6 comments:

M. Kaisar Ul Haque said...

As I've moved this post from my another blog, I'm posting previous comments here:

Ishtiaque said...

As far as I remember "TerminateThread" should be the last resort to to end a thread. I normally end a thread by returning from the Thread function or calling ExitThread within the thread function. To close a thread from outside we can use wait and signal function accordingly. Heres a qoute about TerminateThread from the MSDN.

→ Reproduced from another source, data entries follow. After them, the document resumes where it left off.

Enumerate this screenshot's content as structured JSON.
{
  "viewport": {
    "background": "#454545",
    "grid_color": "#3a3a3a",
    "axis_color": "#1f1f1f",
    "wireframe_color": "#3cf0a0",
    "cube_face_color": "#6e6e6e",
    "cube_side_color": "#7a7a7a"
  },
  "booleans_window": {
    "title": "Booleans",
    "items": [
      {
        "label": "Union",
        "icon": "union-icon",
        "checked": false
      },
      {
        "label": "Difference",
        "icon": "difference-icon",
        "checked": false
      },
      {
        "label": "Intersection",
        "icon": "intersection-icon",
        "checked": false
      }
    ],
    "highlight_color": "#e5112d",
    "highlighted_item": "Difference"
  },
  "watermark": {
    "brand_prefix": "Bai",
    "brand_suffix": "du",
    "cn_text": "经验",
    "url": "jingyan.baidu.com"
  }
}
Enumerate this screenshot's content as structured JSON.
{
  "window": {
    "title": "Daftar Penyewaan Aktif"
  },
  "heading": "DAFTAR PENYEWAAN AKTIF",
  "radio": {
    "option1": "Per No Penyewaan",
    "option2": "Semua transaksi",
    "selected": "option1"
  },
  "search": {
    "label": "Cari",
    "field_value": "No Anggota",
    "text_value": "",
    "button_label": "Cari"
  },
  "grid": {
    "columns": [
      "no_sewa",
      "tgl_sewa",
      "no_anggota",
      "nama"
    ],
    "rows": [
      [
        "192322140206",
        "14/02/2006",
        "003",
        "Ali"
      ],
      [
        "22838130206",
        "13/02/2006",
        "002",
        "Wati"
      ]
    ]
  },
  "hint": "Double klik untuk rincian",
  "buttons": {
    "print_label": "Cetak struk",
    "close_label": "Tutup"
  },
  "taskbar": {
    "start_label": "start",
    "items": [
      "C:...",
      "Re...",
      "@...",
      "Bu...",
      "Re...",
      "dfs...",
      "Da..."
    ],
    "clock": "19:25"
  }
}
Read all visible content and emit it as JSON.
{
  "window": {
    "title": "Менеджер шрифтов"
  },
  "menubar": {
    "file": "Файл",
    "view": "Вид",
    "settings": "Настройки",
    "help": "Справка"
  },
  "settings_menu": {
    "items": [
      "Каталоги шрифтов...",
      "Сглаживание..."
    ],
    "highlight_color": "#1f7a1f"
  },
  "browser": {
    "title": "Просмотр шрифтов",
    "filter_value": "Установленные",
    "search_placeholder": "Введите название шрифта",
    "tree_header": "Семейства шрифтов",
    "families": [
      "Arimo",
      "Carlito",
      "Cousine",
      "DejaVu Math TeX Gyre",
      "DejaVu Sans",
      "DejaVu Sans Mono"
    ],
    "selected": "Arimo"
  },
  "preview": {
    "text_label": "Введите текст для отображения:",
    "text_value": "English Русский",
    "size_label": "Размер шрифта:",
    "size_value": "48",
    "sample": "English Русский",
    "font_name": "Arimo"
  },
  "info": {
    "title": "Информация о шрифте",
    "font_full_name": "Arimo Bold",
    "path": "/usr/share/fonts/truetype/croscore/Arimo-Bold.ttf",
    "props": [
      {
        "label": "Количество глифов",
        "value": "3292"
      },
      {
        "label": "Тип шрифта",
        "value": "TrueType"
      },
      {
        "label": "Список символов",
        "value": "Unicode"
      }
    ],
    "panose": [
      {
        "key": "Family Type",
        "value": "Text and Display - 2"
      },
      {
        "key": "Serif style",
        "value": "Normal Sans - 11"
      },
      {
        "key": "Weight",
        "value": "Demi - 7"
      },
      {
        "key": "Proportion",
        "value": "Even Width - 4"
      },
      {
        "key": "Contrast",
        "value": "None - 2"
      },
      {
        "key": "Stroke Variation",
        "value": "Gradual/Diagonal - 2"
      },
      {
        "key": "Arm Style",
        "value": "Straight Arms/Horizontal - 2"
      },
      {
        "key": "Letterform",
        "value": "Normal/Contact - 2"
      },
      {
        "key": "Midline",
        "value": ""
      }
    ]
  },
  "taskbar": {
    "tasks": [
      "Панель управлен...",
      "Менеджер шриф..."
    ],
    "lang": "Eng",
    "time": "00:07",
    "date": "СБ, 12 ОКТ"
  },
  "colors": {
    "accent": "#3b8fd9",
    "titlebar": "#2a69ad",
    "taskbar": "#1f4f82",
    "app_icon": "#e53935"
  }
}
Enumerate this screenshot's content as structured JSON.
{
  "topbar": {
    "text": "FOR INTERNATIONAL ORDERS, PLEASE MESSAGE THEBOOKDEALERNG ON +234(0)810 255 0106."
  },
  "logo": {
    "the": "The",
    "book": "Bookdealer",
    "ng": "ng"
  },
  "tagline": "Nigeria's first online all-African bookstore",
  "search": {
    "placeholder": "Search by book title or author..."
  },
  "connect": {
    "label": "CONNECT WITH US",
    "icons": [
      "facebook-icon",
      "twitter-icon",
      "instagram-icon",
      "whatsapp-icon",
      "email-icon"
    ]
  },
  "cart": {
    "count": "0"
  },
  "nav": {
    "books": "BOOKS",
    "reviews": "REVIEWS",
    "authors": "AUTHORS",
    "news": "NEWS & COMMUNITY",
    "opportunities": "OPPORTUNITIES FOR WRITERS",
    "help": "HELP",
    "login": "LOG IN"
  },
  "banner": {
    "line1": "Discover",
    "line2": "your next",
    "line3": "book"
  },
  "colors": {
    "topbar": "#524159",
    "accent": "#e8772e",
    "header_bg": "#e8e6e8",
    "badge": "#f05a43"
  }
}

"TerminateThread is a dangerous function that should only be used in the most extreme cases. You should call TerminateThread only if you know exactly what the target thread is doing, and you control all of the code that the target thread could possibly be running at the time of the termination. For example, TerminateThread can result in the following problems:
If the target thread owns a critical section, the critical section will not be released.
If the target thread is allocating memory from the heap, the heap lock will not be released.
If the target thread is executing certain kernel32 calls when it is terminated, the kernel32 state for the thread's process could be inconsistent.
If the target thread is manipulating the global state of a shared DLL, the state of the DLL could be destroyed, affecting other users of the DLL.
A thread cannot protect itself against TerminateThread, other than by controlling access to its handles. The thread handle returned by the CreateThread and CreateProcess functions has THREAD_TERMINATE access, so any caller holding one of these handles can terminate your thread."
July 23, 2007 3:52 AM




M. Kaisar Ul Haque said...

Thanks Touhid bhai for your comments. I agree to the problems regarding TerminateThread. This class is just a quick 'proof of concept' and of course, there several more problems/issues with this design including synchronization, etc.

However, according to the purpose, the Thread class will handle 'threading' codes and stuffs, and the coder will derive his own class from it and use threading with ease. So if the coder needs to use 'ExitThread' or 'return' within the run() method, then the coder will again have the headaches about thread related codes.

We need some alternatives to asking coder to call ExitThread or returning. We need to have some code in stop() method so that it can 'gracefully' terminate the thread without any hazzard.

For that, we can have the following scenario: There will be another function threadrun() which will be called first when the Thread is started using start(). The threadrun() will have a message loop for the thread. Inside the loop it will can run() which will contain user code. run() will return bool value, if the value is true, the message loop in threadrun() will continue. The stop() method will contain code like: PostThreadMessage(ThreadId, WM_QUIT). So, in the threadrun() method when the message is received, we can quit the thread safely.

So, if the user don't want a loop to run he'll return false from run(). And he can gracefully terminate the thread using stop().

This look safer, what do you think?

July 23, 2007 4:40 AM

Anonymous said...

Thanks. It is exactly what I needed.

Bujal Hassan said...

Thanks...this class really help me alot...

i have an enquiry...

if let say i called twice

Obj->start();

does it means...it will create two threads....if the first call thread is not finish yet... ??

Mohammad Kaisar Ul Haque said...

@Bujal Hassan:

Sorry for the late reply.

Yes, calling start() twice will create a second thread (two threadds in total) and you'll loose reference/handle to the first thread created with the first call.

Andy said...

Doesn't your class require a virtual destructor since it's a base class?

koby said...

Beautiful code